• _What to work on_:
Find the lines of data that contain the string "subtitle", then list them.

• _Dataset records_:
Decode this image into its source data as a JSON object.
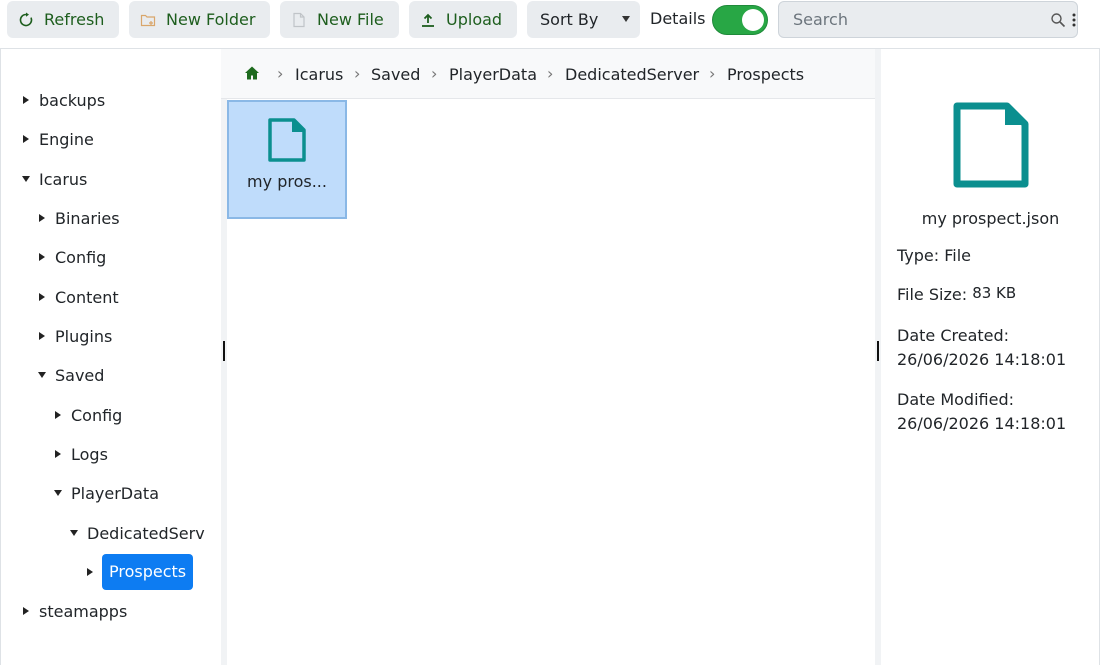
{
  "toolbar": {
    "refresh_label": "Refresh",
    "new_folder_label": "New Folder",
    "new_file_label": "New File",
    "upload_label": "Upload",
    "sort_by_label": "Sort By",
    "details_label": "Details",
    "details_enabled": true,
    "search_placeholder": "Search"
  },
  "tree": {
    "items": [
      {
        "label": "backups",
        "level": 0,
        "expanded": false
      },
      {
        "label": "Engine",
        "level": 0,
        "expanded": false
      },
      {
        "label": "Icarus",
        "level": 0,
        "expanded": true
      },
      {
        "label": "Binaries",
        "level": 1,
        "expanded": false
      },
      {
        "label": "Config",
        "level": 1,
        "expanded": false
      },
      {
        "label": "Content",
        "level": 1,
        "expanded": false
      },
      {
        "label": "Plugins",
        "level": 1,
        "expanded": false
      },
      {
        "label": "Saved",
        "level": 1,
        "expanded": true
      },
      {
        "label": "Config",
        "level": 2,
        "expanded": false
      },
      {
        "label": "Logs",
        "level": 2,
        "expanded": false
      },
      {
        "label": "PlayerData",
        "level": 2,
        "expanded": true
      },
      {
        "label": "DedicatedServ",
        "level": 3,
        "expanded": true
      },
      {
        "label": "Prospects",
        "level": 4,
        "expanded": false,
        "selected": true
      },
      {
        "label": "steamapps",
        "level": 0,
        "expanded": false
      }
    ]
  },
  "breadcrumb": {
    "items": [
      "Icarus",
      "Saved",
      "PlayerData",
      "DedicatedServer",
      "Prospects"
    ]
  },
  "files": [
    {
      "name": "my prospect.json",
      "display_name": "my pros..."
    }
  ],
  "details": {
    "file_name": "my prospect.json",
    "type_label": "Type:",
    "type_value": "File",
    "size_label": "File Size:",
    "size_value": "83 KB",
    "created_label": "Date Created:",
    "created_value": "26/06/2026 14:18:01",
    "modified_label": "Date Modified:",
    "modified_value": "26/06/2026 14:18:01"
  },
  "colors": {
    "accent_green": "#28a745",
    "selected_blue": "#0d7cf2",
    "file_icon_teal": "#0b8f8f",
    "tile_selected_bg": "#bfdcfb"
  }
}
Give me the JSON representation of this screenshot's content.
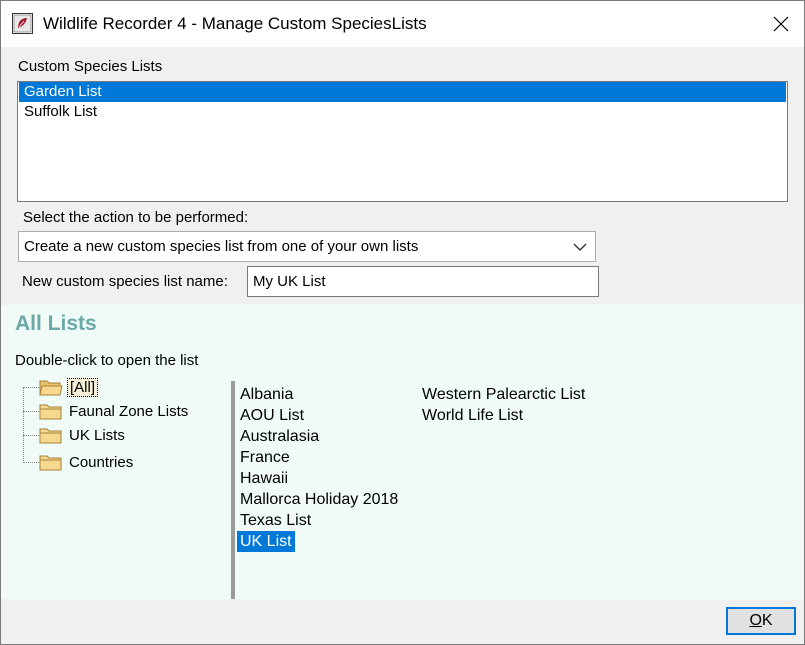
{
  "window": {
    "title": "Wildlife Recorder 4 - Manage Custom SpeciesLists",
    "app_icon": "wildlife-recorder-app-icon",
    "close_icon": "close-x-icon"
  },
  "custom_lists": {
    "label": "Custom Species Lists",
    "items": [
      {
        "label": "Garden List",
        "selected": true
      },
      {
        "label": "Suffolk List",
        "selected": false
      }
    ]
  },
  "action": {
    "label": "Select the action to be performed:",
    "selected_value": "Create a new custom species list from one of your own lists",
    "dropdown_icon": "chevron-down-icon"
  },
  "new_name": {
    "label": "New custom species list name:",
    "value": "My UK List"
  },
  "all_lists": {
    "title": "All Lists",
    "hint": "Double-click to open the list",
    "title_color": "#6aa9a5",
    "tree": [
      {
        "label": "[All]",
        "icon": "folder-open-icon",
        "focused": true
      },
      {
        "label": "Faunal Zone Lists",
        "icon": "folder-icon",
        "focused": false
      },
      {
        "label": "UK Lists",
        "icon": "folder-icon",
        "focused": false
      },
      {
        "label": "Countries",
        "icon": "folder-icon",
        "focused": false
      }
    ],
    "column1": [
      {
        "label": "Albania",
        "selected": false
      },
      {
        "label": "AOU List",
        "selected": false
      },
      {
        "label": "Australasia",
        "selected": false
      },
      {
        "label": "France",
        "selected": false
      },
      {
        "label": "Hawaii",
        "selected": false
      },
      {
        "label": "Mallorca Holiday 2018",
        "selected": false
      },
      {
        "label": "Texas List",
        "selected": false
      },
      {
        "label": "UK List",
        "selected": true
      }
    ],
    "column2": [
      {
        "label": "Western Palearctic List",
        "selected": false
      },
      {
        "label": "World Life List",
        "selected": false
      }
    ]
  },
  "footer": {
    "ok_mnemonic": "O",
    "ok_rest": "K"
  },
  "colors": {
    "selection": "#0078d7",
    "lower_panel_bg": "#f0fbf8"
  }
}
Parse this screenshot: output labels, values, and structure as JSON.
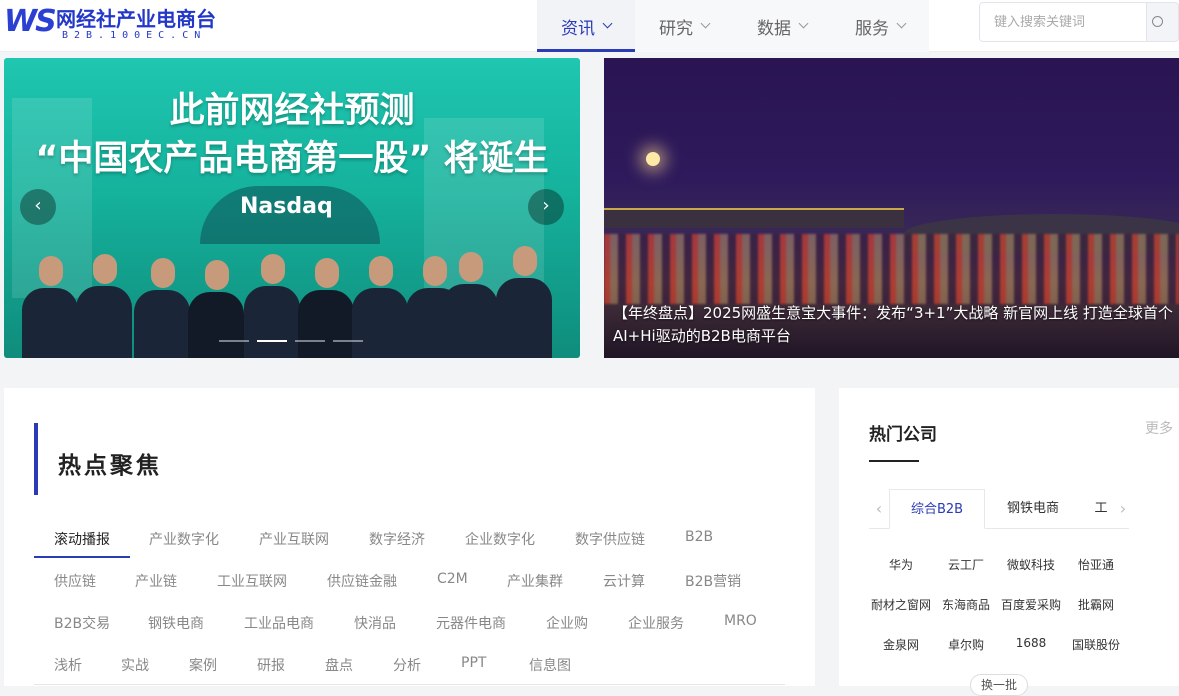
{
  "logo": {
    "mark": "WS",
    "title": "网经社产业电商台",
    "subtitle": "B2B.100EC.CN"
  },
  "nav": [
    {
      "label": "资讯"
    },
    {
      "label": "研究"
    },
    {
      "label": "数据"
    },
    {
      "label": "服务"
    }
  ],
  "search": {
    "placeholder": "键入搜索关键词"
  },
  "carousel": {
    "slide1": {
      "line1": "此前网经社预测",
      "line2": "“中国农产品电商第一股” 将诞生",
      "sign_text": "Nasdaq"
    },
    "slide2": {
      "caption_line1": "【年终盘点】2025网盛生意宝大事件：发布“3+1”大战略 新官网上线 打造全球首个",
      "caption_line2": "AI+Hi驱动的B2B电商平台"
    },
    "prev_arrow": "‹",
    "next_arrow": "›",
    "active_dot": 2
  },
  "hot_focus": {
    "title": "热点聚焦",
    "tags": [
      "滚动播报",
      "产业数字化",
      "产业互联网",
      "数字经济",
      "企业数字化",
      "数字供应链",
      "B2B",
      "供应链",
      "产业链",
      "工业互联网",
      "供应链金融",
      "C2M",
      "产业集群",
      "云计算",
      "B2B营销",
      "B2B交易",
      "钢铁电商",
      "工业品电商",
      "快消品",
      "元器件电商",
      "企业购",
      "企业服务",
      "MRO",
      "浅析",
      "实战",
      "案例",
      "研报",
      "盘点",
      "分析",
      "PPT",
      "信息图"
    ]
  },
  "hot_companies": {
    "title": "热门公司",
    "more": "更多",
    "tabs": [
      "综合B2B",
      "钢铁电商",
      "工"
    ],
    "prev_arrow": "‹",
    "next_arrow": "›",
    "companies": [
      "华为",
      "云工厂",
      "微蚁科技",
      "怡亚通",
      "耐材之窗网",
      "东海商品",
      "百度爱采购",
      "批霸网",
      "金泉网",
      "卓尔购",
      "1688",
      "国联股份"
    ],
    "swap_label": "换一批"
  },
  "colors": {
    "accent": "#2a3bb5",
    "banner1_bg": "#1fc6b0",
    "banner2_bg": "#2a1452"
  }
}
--
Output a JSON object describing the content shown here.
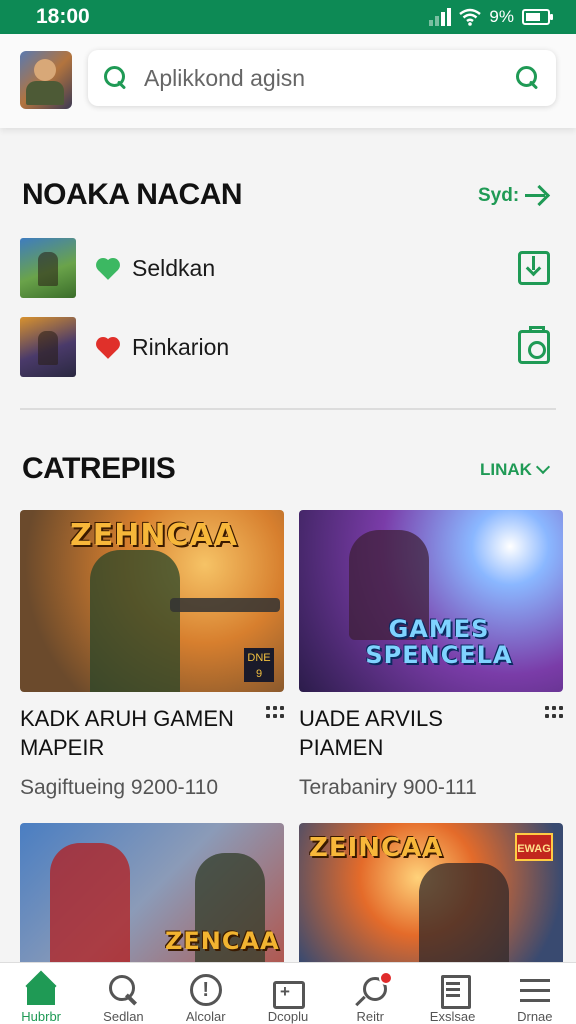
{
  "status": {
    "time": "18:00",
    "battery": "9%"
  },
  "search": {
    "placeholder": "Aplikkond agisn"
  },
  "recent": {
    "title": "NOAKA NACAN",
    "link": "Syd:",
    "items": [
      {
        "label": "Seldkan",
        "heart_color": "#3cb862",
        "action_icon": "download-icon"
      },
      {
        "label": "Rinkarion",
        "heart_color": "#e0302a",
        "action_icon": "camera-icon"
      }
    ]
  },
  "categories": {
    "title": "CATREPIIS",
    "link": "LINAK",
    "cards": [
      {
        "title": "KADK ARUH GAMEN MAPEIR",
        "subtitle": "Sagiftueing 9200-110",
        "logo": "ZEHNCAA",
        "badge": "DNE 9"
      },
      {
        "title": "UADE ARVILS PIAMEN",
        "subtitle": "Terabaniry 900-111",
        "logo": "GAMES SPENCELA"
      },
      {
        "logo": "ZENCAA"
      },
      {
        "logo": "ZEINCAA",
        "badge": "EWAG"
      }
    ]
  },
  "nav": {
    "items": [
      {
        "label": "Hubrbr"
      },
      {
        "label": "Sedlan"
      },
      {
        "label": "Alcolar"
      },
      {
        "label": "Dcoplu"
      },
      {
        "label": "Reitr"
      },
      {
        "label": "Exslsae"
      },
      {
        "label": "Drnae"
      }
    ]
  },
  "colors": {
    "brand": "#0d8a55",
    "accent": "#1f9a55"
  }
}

• _Output for this task_:
    "subtitle": "B2B.100EC.CN"
        "subtitle": "Sagiftueing 9200-110",
        "subtitle": "Terabaniry 900-111",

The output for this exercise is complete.